In March of this year, the City Attorney’s office announced a new program that allows repeat nonviolent drug offenders to avoid jail time if they live in government housing and undergo drug treatment and counseling over a two-year period. The program, however, is off to a rocky start as it requires significant funding and the coordination of the prosecutor’s office, local courts, the San Diego Housing Commission, and drug counselors and treatment providers.
San Diego Puts Low-Level Drug Offenders to Work Instead of Behind Bars
The new drug offender program is the latest installment of San Diego’s “Community Justice Initiative,” which City Attorney Jan Goldsmith launched two years ago. The initiative’s goal is to allow people charged with some misdemeanors to avoid formal prosecution, jail time, and a criminal record if they complete 16 hours of community service and pay a fine.
Since 2014, over 1,500 San Diego Community Justice Initiative (CJI) participants have completed over 20,000 hours of community service. They’ve planted trees, recycled trash, removed graffiti, provided services to the homeless, and kept the city’s neighborhoods clean.
The only misdemeanors that are excluded from the program are:
How Does Enrollment in the CJI Program Work?
The City Attorney’s Criminal Division oversees the Community Justice Initiative. They review cases involving misdemeanors and offer some suspects the chance to participate at their first court appearance, called an arraignment. If the suspect refuses, the case proceeds normally. If the suspect accepts the offer, they must enter a plea of guilty and pay a $120 administrative fee – although some offenders may qualify for free enrollment.
Once the participant has completed the community service requirement – or in the case of a drug offender, counseling, and treatment – the criminal case will be dismissed by the prosecutor’s office. This means no criminal record, although the record of your arrest will still be visible. Participants who fail to meet the program’s requirement will face the usual criminal penalties of jail time and probation.

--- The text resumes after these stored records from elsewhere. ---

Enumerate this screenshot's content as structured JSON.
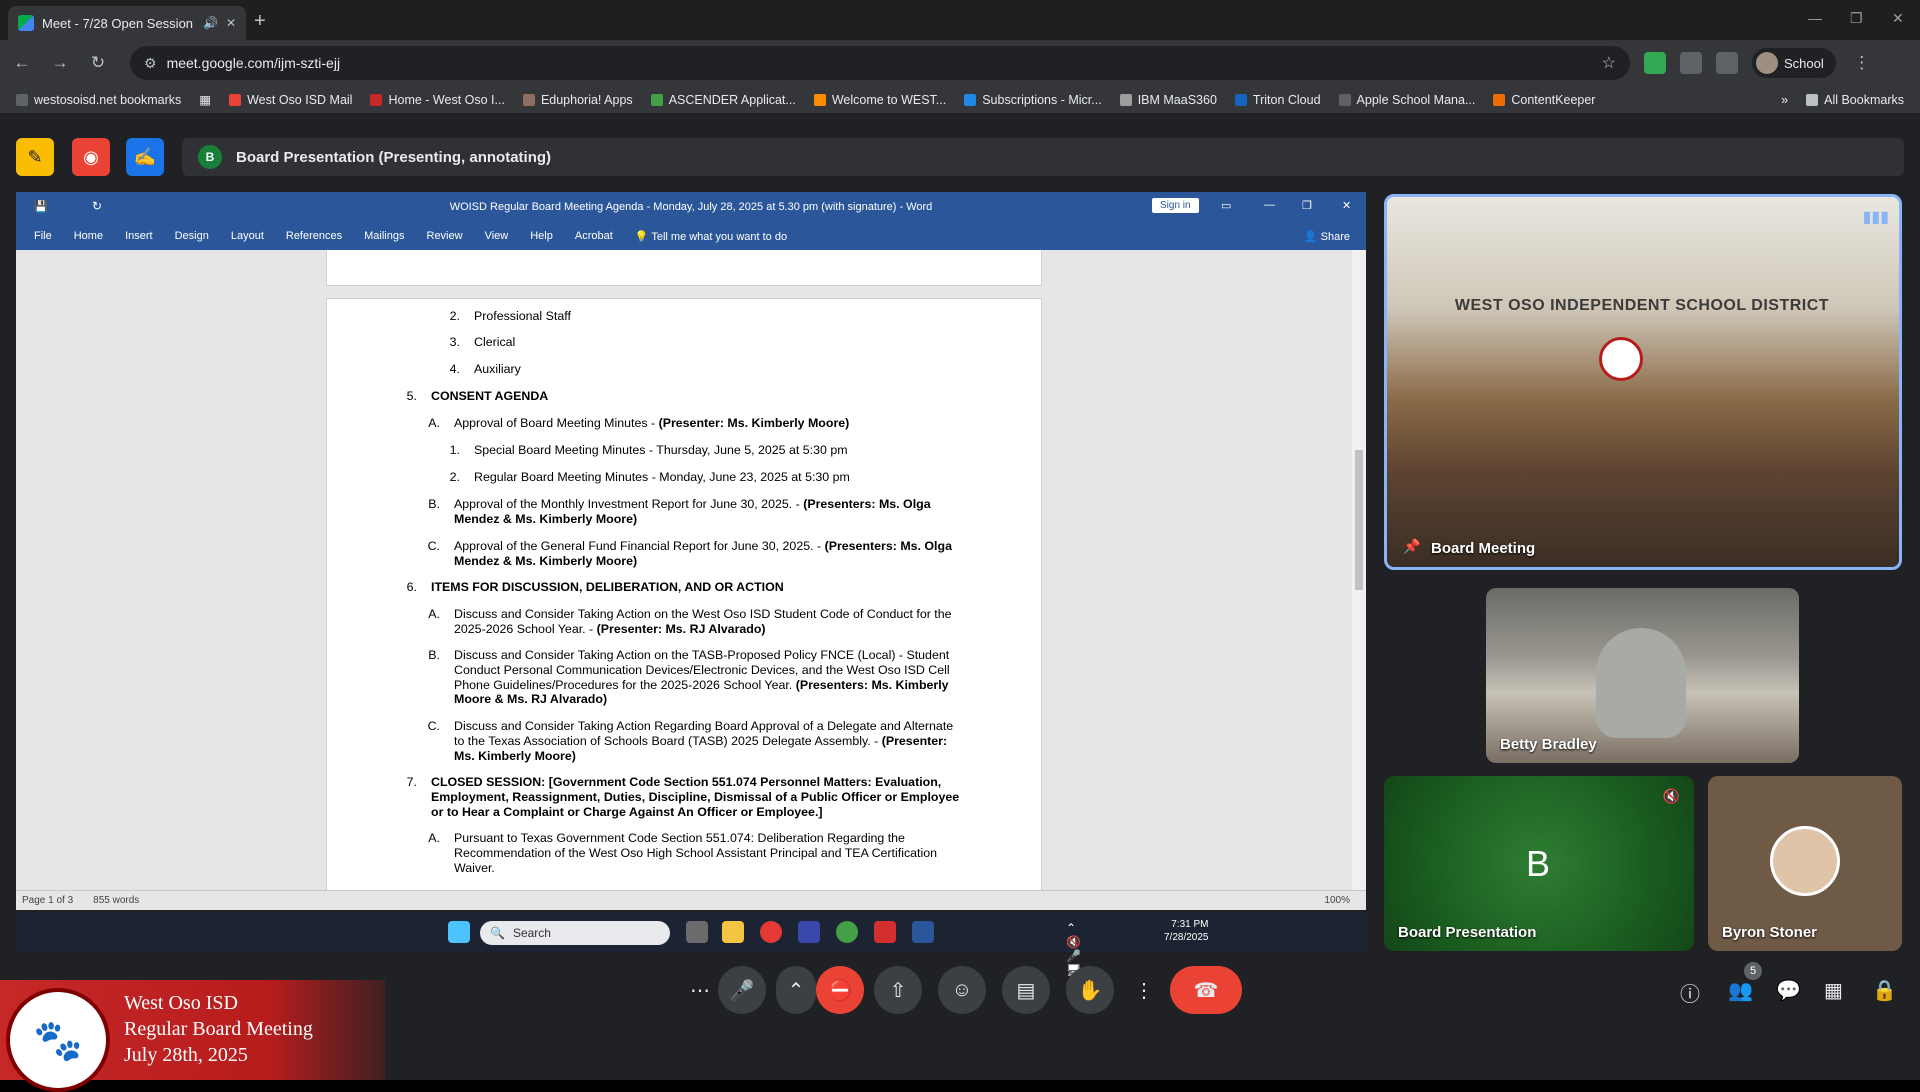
{
  "browser": {
    "tab_title": "Meet - 7/28 Open Session",
    "url": "meet.google.com/ijm-szti-ejj",
    "profile": "School",
    "bookmarks": [
      "westosoisd.net bookmarks",
      "West Oso ISD Mail",
      "Home - West Oso I...",
      "Eduphoria! Apps",
      "ASCENDER Applicat...",
      "Welcome to WEST...",
      "Subscriptions - Micr...",
      "IBM MaaS360",
      "Triton Cloud",
      "Apple School Mana...",
      "ContentKeeper"
    ],
    "all_bookmarks": "All Bookmarks"
  },
  "presenting": {
    "avatar_letter": "B",
    "label": "Board Presentation (Presenting, annotating)"
  },
  "word": {
    "title": "WOISD Regular Board Meeting Agenda - Monday, July 28, 2025 at 5.30 pm (with signature)  -  Word",
    "sign_in": "Sign in",
    "menu": [
      "File",
      "Home",
      "Insert",
      "Design",
      "Layout",
      "References",
      "Mailings",
      "Review",
      "View",
      "Help",
      "Acrobat"
    ],
    "tell_me": "Tell me what you want to do",
    "share": "Share",
    "status_page": "Page 1 of 3",
    "status_words": "855 words",
    "zoom": "100%",
    "doc": {
      "l1_num": "2.",
      "l1": "Professional Staff",
      "l2_num": "3.",
      "l2": "Clerical",
      "l3_num": "4.",
      "l3": "Auxiliary",
      "s5_num": "5.",
      "s5": "CONSENT AGENDA",
      "a5_num": "A.",
      "a5": "Approval of Board Meeting Minutes - ",
      "a5b": "(Presenter: Ms. Kimberly Moore)",
      "a5_1_num": "1.",
      "a5_1": "Special Board Meeting Minutes - Thursday, June 5, 2025 at 5:30 pm",
      "a5_2_num": "2.",
      "a5_2": "Regular Board Meeting Minutes - Monday, June 23, 2025 at 5:30 pm",
      "b5_num": "B.",
      "b5": "Approval of the Monthly Investment Report for June 30, 2025. - ",
      "b5b": "(Presenters: Ms. Olga",
      "b5c": "Mendez & Ms. Kimberly Moore)",
      "c5_num": "C.",
      "c5": "Approval of the General Fund Financial Report for June 30, 2025. - ",
      "c5b": "(Presenters: Ms. Olga",
      "c5c": "Mendez & Ms. Kimberly Moore)",
      "s6_num": "6.",
      "s6": "ITEMS FOR DISCUSSION, DELIBERATION, AND OR ACTION",
      "a6_num": "A.",
      "a6": "Discuss and Consider Taking Action on the West Oso ISD Student Code of Conduct for the",
      "a6l2": "2025-2026 School Year. - ",
      "a6b": "(Presenter: Ms. RJ Alvarado)",
      "b6_num": "B.",
      "b6": "Discuss and Consider Taking Action on the TASB-Proposed Policy FNCE (Local) -  Student",
      "b6l2": "Conduct Personal Communication Devices/Electronic Devices, and the West Oso ISD Cell",
      "b6l3": "Phone Guidelines/Procedures for the 2025-2026 School Year. ",
      "b6b": "(Presenters: Ms. Kimberly",
      "b6l4": "Moore & Ms. RJ  Alvarado)",
      "c6_num": "C.",
      "c6": "Discuss and Consider Taking Action Regarding Board Approval of a Delegate and Alternate",
      "c6l2": "to the Texas Association of Schools Board (TASB) 2025 Delegate Assembly. - ",
      "c6b": "(Presenter:",
      "c6l3": "Ms. Kimberly Moore)",
      "s7_num": "7.",
      "s7": "CLOSED SESSION: [Government Code Section 551.074 Personnel Matters: Evaluation,",
      "s7l2": "Employment, Reassignment, Duties, Discipline, Dismissal of a Public Officer or Employee",
      "s7l3": "or to Hear a Complaint or Charge Against An Officer or Employee.]",
      "a7_num": "A.",
      "a7": "Pursuant to Texas Government Code Section 551.074: Deliberation Regarding the",
      "a7l2": "Recommendation of the West Oso High School Assistant Principal and TEA Certification",
      "a7l3": "Waiver."
    }
  },
  "windows_taskbar": {
    "search": "Search",
    "time": "7:31 PM",
    "date": "7/28/2025"
  },
  "tiles": {
    "main": "Board Meeting",
    "main_sign": "WEST OSO INDEPENDENT SCHOOL DISTRICT",
    "betty": "Betty Bradley",
    "board_presentation": "Board Presentation",
    "board_presentation_letter": "B",
    "byron": "Byron Stoner"
  },
  "overlay": {
    "line1": "West Oso ISD",
    "line2": "Regular Board Meeting",
    "line3": "July 28th, 2025"
  },
  "controls": {
    "participants_count": "5"
  }
}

CJI Program for Drug Offenders Requires Additional Funding and Coordination
Offenders with drug problems can avoid jail time by staying in government housing and undergoing treatment. As of now, 28 beds in local government housing units have been secured, which is not enough to cover the needs of the program. Fortunately, the federal government provided the CJI this year with a $425,000 grant to fund its expansion and operations.
This latest round of funding, however, will not cover the expansion needed for the program to meet the community’s needs. According to Attorney Goldsmith, the program might need as many as 300 beds dedicated to the housing of the city’s most persistent chronic drug users and offenders. Until then, the best option for people accused of drug crimes will be to fight their charges and to obtain the dismissal of their case or an acquittal.
McElfresh Law Can Help
At McElfresh Law, we are passionate about defending the rights to the criminally accused as they face the criminal justice system. What underpins this passion is our belief that people deserve a second chance and that mass incarceration is neither a just nor a financially practicable solution to our community’s public safety and health issues.
If you’ve been charged with a criminal offense, call us today at (858) 756-7107 for a free and confidential consultation of your case.